Outputs 0 if the input string isn't wavy, 1 if it's a raising wave, and 2 if it's a decreasing wave.

Ungolfed & test code:

Try it here.

import java.util.*;
class M{
static int c(String s){
char[] a = s.toCharArray(),
x = a.clone();
Arrays.sort(x);
return s.replaceAll("(.)\\1{1,}", "\$1").length() < 3
? 0
: Arrays.equals(a, x) | Arrays.equals(x, (new StringBuffer(s).reverse()+"").toCharArray())
? a > a
? 1
: 2
: 0;
}

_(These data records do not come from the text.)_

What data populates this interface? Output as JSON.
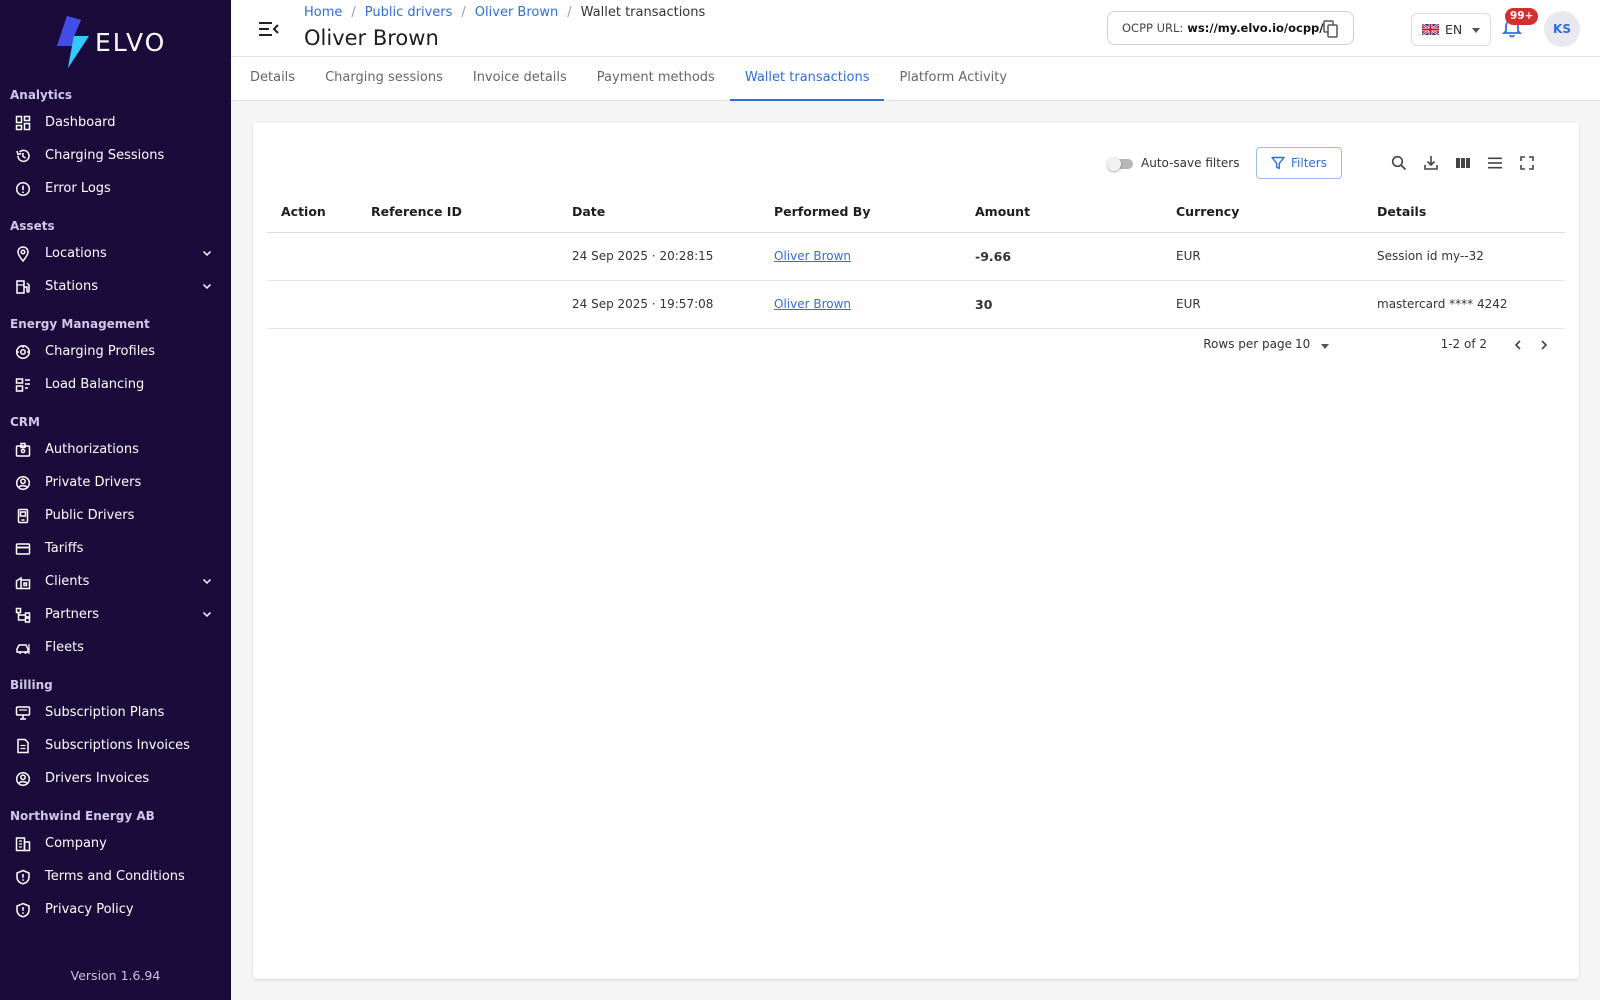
{
  "app": {
    "logo_text": "ELVO",
    "version": "Version 1.6.94"
  },
  "colors": {
    "sidebar": "#1a0b3b",
    "accent": "#2f6fd6",
    "negative": "#d32f2f",
    "positive": "#43a047"
  },
  "sidebar": {
    "sections": [
      {
        "title": "Analytics",
        "items": [
          {
            "label": "Dashboard",
            "icon": "dashboard-icon"
          },
          {
            "label": "Charging Sessions",
            "icon": "history-icon"
          },
          {
            "label": "Error Logs",
            "icon": "error-icon"
          }
        ]
      },
      {
        "title": "Assets",
        "items": [
          {
            "label": "Locations",
            "icon": "location-pin-icon",
            "expandable": true
          },
          {
            "label": "Stations",
            "icon": "station-icon",
            "expandable": true
          }
        ]
      },
      {
        "title": "Energy Management",
        "items": [
          {
            "label": "Charging Profiles",
            "icon": "speed-icon"
          },
          {
            "label": "Load Balancing",
            "icon": "balance-icon"
          }
        ]
      },
      {
        "title": "CRM",
        "items": [
          {
            "label": "Authorizations",
            "icon": "badge-icon"
          },
          {
            "label": "Private Drivers",
            "icon": "user-circle-icon"
          },
          {
            "label": "Public Drivers",
            "icon": "phone-icon"
          },
          {
            "label": "Tariffs",
            "icon": "card-icon"
          },
          {
            "label": "Clients",
            "icon": "building-icon",
            "expandable": true
          },
          {
            "label": "Partners",
            "icon": "hierarchy-icon",
            "expandable": true
          },
          {
            "label": "Fleets",
            "icon": "car-icon"
          }
        ]
      },
      {
        "title": "Billing",
        "items": [
          {
            "label": "Subscription Plans",
            "icon": "plan-icon"
          },
          {
            "label": "Subscriptions Invoices",
            "icon": "document-icon"
          },
          {
            "label": "Drivers Invoices",
            "icon": "user-circle-icon"
          }
        ]
      },
      {
        "title": "Northwind Energy AB",
        "items": [
          {
            "label": "Company",
            "icon": "company-icon"
          },
          {
            "label": "Terms and Conditions",
            "icon": "shield-icon"
          },
          {
            "label": "Privacy Policy",
            "icon": "shield-icon"
          }
        ]
      }
    ]
  },
  "header": {
    "breadcrumb": [
      "Home",
      "Public drivers",
      "Oliver Brown"
    ],
    "breadcrumb_current": "Wallet transactions",
    "title": "Oliver Brown",
    "ocpp_label": "OCPP URL:",
    "ocpp_url": "ws://my.elvo.io/ocpp/",
    "language": "EN",
    "notifications": "99+",
    "user_initials": "KS"
  },
  "tabs": [
    {
      "label": "Details",
      "active": false
    },
    {
      "label": "Charging sessions",
      "active": false
    },
    {
      "label": "Invoice details",
      "active": false
    },
    {
      "label": "Payment methods",
      "active": false
    },
    {
      "label": "Wallet transactions",
      "active": true
    },
    {
      "label": "Platform Activity",
      "active": false
    }
  ],
  "toolbar": {
    "autosave_label": "Auto-save filters",
    "autosave_on": false,
    "filters_label": "Filters"
  },
  "table": {
    "columns": [
      "Action",
      "Reference ID",
      "Date",
      "Performed By",
      "Amount",
      "Currency",
      "Details"
    ],
    "rows": [
      {
        "action": "",
        "reference_id": "",
        "date": "24 Sep 2025 · 20:28:15",
        "performed_by": "Oliver Brown",
        "amount": "-9.66",
        "amount_sign": "negative",
        "currency": "EUR",
        "details": "Session id my--32"
      },
      {
        "action": "",
        "reference_id": "",
        "date": "24 Sep 2025 · 19:57:08",
        "performed_by": "Oliver Brown",
        "amount": "30",
        "amount_sign": "positive",
        "currency": "EUR",
        "details": "mastercard **** 4242"
      }
    ]
  },
  "pagination": {
    "rows_per_page_label": "Rows per page",
    "rows_per_page": "10",
    "range": "1-2 of 2"
  }
}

public static void main(String[] a){
System.out.print(c("BEGIN") + ", ");
System.out.print(c("BILL") + ", ");
System.out.print(c("BOSS") + ", ");
System.out.print(c("BOOST") + ", ");
System.out.print(c("CHIMP") + ", ");
System.out.println(c("KNOW"));

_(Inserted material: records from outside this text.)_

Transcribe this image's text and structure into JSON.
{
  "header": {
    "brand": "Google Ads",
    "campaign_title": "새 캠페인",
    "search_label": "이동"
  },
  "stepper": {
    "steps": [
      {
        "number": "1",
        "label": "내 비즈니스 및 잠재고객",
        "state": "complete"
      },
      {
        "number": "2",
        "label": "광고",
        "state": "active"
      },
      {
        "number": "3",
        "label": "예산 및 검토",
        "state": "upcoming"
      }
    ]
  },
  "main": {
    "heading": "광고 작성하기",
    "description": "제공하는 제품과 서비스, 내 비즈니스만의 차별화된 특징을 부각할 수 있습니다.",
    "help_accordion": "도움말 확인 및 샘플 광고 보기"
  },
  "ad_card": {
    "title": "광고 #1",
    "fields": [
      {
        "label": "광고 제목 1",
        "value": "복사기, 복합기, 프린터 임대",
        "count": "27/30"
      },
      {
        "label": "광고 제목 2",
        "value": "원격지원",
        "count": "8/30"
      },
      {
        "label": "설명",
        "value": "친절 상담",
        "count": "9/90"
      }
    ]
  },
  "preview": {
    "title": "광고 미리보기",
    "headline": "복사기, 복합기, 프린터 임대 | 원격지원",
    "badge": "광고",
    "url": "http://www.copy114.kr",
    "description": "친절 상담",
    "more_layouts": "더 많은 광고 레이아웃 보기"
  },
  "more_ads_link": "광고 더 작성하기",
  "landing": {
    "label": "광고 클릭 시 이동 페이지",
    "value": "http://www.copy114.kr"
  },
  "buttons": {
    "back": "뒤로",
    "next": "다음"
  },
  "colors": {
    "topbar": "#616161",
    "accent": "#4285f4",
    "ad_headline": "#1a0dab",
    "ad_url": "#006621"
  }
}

System.out.print(c("SPONGE") + ", ");
System.out.print(c("SPOON") + ", ");
System.out.print(c("TROLL") + ", ");
System.out.println(c("WOLF"));

System.out.print(c("WATCH") + ", ");
System.out.print(c("EARTH") + ", ");
System.out.print(c("NINON") + ", ");
System.out.print(c("FOO") + ", ");
System.out.print(c("BAR") + ", ");
System.out.print(c("WAVE") + ", ");
System.out.print(c("SELECTION") + ", ");
System.out.print(c("YES") + ", ");
System.out.print(c("NO") + ", ");
System.out.print(c("DEFINITION") + ", ");
System.out.print(c("WATER") + ", ");
System.out.print(c("WINE") + ", ");
System.out.print(c("CODE") + ", ");
System.out.print(c("AAAHHHH") + ", ");
System.out.print(c("I") + ", ");
System.out.print(c("MM") + ", ");
System.out.println(c("ABCA"));
}
}


Output:

2, 2, 2, 2, 2, 2, 2
1, 1, 1, 1
0, 0, 0, 0, 0, 0, 0, 0, 0, 0, 0, 0, 0, 0, 0, 0, 0

• int c(char[]s){int t=s,f=s.length,a=1,b=1,i;for(i=1;i<f;){if(s[i]-s[i-1]>=0)++a;if(s[i]-s[i++-1]<1)++b;}return a==f?1:b==f?-1:0;}(132 bytes) – Numberknot Oct 31 '16 at 12:55
• Output 1 if wavy raising,output -1 if wavy decreasing,0 if not wavy – Numberknot Oct 31 '16 at 12:56